RECORD SET:
● ● ● ●

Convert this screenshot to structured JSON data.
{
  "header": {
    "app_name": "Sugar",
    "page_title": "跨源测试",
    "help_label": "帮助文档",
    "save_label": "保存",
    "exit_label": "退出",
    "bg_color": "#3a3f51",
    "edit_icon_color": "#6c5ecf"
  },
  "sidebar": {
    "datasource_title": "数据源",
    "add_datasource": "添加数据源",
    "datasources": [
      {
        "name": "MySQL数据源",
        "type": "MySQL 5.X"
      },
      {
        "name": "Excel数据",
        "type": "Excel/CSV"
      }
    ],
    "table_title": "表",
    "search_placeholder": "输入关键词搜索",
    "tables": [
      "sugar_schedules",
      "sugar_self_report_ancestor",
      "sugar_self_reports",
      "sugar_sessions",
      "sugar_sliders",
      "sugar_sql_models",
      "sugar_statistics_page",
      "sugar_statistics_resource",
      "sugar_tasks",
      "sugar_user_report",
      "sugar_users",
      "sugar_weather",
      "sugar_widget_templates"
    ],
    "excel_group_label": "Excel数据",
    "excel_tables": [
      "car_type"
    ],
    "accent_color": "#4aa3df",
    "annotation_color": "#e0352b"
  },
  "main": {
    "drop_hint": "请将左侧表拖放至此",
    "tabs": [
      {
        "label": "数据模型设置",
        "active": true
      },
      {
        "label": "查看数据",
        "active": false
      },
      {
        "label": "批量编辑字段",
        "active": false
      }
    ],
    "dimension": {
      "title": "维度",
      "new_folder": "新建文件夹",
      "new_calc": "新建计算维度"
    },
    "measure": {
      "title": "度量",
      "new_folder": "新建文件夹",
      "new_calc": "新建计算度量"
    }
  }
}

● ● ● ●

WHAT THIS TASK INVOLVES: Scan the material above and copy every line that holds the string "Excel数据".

REPLY:
        "name": "Excel数据",
    "excel_group_label": "Excel数据",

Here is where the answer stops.